*** Supplied material ***
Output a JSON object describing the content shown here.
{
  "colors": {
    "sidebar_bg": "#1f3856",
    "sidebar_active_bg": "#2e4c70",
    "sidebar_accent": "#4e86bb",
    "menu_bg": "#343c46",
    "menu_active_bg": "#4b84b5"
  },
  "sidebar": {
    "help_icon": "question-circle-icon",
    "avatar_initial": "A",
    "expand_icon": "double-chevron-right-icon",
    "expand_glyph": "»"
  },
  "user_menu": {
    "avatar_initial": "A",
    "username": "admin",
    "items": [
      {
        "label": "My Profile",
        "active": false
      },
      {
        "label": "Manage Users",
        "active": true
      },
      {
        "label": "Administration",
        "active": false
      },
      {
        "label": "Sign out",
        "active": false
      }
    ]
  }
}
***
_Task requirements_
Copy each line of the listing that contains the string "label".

_Your response_
        "label": "My Profile",
        "label": "Manage Users",
        "label": "Administration",
        "label": "Sign out",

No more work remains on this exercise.